━━━ Data ━━━
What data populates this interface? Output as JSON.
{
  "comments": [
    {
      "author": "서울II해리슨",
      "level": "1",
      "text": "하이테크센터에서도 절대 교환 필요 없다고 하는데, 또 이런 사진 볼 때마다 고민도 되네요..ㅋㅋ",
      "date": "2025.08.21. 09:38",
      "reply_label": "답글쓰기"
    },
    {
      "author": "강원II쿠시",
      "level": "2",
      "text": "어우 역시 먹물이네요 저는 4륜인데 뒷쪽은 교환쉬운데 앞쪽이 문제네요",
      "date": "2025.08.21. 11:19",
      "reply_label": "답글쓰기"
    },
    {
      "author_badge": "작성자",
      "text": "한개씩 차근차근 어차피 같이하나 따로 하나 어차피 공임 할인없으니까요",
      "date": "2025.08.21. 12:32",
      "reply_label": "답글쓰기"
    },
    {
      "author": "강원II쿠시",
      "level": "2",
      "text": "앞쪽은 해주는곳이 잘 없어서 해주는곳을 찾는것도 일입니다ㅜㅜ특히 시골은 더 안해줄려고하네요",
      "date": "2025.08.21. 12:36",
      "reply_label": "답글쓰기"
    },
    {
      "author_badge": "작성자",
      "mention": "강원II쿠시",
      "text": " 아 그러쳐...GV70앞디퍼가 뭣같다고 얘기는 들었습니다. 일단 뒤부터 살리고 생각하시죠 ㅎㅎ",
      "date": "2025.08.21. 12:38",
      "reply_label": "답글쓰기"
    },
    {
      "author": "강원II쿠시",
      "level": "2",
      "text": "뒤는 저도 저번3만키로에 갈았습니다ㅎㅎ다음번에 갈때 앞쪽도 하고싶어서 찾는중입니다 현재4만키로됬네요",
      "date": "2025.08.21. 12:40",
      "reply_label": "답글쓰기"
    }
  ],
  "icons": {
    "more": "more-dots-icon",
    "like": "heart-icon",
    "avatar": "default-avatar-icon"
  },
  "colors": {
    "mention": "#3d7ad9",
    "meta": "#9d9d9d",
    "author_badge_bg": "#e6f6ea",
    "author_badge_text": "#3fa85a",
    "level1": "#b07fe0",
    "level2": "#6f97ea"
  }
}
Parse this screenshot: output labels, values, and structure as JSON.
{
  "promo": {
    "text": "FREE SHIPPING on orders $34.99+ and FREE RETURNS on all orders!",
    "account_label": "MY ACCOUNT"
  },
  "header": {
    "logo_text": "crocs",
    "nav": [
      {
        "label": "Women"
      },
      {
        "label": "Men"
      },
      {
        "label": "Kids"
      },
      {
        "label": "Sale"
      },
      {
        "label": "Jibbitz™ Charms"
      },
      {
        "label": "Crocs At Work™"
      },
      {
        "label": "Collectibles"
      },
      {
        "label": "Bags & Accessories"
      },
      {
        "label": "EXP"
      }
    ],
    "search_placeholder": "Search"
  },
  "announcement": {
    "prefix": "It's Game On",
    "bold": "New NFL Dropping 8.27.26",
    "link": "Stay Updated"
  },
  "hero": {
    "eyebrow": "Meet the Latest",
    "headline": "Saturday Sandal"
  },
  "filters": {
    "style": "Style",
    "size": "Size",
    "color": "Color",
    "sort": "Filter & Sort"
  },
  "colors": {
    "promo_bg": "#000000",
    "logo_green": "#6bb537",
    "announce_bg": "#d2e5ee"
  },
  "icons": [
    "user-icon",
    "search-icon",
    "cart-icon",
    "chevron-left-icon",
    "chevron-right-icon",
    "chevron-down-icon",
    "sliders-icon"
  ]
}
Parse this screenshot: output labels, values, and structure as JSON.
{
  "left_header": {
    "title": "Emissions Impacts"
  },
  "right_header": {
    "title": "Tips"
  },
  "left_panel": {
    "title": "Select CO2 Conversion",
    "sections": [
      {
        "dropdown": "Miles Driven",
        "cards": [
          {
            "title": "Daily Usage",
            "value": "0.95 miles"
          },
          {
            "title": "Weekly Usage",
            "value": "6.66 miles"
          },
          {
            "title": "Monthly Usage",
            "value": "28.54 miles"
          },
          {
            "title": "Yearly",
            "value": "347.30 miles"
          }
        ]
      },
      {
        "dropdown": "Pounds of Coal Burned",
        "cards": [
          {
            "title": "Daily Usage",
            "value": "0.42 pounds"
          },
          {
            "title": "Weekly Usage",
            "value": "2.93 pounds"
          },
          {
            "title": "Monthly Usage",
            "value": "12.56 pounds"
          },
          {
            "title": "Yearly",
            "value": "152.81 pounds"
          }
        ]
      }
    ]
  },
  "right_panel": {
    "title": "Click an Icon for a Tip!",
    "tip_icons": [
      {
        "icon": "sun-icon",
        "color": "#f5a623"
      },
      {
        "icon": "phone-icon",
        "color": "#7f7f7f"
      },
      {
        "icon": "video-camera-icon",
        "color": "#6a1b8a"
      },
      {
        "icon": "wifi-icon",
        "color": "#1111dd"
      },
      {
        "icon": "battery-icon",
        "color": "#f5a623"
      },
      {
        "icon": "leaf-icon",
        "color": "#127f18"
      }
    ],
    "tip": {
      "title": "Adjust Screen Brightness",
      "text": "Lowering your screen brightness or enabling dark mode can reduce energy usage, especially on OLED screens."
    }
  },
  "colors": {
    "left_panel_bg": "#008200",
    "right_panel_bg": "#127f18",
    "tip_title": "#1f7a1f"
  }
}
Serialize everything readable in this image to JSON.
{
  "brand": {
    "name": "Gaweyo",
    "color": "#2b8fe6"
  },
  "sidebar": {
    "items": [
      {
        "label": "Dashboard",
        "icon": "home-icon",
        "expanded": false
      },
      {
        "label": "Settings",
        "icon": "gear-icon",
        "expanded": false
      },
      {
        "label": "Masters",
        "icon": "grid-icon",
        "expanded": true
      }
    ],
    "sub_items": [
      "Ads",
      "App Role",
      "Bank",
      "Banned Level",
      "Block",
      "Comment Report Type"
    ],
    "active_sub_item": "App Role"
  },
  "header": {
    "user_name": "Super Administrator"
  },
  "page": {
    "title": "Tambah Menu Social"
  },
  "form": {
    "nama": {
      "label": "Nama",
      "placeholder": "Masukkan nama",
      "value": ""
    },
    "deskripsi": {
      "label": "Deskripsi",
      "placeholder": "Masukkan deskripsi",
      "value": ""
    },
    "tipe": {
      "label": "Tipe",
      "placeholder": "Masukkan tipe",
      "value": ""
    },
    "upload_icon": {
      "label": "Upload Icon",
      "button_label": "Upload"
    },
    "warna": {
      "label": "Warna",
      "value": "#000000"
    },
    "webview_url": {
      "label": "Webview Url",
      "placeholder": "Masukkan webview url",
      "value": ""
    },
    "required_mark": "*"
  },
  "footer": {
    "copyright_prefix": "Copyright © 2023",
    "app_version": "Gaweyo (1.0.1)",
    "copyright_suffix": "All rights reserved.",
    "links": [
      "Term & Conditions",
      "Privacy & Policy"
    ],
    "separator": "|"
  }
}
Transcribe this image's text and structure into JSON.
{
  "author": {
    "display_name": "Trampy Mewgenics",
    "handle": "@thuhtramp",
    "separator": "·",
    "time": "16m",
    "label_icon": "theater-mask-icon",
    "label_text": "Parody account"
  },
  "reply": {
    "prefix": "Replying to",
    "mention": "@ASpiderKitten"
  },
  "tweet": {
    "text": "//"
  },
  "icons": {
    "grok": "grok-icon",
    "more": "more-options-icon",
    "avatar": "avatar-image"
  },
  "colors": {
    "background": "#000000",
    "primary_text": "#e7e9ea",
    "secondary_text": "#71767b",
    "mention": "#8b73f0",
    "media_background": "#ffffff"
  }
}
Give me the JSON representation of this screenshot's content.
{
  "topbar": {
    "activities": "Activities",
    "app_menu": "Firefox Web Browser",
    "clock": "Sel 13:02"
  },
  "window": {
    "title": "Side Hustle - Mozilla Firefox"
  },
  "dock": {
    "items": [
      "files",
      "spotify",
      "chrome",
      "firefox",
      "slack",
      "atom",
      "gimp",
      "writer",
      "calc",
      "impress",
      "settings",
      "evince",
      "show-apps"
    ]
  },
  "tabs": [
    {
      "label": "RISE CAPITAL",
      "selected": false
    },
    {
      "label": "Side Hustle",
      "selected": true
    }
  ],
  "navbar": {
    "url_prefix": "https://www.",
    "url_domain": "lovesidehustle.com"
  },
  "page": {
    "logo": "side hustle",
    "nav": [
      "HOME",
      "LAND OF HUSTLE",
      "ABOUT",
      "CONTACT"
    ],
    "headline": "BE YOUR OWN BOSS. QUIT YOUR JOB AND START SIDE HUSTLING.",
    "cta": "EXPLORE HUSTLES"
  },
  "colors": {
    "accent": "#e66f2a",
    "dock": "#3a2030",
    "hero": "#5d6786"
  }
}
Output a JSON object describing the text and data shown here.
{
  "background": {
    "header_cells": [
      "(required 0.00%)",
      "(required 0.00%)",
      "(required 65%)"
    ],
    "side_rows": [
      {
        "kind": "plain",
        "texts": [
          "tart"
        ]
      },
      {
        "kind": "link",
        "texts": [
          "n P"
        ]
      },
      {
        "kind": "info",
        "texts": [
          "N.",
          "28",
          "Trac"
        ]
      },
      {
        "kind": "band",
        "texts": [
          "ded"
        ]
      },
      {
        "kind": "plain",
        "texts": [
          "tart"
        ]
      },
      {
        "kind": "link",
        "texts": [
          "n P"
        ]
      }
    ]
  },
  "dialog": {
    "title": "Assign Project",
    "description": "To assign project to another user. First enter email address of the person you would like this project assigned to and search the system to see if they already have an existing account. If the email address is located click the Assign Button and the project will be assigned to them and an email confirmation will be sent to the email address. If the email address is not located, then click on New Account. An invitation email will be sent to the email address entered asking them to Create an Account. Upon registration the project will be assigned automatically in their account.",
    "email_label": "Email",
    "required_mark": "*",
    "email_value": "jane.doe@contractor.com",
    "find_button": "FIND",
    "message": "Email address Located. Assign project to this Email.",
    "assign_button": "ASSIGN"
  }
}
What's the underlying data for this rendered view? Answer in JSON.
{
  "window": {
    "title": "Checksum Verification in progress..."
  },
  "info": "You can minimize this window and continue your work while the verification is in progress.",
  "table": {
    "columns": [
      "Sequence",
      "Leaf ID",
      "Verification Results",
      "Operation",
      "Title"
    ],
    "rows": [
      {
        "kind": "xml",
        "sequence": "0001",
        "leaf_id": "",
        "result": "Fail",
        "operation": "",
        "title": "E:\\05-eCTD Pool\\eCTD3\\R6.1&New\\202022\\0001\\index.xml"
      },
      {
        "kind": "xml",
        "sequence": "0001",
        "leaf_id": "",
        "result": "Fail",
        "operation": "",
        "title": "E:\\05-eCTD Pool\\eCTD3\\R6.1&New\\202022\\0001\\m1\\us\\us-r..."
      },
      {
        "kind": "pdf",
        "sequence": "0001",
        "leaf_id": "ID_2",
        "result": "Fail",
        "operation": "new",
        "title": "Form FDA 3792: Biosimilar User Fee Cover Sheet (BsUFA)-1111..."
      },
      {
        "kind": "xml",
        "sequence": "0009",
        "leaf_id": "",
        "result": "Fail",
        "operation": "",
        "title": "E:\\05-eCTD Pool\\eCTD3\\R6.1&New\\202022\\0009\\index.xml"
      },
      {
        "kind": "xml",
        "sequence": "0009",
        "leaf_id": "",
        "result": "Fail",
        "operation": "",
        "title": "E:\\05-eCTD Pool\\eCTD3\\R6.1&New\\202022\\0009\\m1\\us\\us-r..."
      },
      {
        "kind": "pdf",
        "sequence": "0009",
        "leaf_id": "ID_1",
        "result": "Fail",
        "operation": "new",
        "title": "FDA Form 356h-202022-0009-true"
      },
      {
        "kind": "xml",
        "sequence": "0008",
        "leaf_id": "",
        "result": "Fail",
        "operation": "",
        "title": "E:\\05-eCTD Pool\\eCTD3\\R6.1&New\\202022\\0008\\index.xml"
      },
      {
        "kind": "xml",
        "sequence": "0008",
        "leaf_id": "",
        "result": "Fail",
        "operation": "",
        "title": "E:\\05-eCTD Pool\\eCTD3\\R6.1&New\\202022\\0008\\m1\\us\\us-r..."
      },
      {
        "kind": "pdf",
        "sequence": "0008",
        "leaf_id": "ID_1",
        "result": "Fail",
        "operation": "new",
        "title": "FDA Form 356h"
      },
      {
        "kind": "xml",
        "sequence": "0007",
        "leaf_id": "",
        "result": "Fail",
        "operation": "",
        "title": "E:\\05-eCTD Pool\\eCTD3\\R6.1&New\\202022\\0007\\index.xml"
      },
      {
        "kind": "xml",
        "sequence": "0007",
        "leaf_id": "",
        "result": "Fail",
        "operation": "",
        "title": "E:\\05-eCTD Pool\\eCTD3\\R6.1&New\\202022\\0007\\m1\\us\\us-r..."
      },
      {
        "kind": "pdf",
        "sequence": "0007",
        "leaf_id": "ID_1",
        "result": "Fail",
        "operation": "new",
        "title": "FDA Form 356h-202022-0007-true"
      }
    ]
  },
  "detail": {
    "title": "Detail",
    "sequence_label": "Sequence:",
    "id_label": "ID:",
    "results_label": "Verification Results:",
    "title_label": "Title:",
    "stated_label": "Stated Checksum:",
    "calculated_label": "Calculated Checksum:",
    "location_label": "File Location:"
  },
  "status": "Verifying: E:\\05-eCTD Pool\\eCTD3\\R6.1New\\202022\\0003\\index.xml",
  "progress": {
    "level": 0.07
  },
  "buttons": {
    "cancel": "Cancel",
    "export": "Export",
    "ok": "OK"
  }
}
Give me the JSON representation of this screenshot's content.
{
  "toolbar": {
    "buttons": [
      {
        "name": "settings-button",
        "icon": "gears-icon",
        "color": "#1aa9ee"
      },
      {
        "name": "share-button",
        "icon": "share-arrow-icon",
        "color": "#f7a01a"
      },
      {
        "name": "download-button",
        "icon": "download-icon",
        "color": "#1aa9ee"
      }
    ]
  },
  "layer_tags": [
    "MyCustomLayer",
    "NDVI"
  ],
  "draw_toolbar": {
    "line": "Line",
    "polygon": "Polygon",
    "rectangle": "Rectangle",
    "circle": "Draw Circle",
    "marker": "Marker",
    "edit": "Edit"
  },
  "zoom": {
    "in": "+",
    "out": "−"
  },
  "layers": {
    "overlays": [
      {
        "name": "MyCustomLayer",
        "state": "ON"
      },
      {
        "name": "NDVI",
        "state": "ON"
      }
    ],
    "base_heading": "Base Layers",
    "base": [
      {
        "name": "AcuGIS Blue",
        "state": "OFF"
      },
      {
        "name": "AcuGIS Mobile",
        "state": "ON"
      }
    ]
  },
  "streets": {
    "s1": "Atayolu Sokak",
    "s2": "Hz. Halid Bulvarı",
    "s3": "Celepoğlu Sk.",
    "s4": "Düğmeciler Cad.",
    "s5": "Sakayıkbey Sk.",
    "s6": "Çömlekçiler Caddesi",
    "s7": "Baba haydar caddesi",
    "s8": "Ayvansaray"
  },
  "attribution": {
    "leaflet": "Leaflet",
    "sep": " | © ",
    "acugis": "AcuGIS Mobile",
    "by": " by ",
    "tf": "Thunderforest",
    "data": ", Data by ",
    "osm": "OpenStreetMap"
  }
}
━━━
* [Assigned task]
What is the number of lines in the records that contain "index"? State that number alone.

* [Output of the task]
5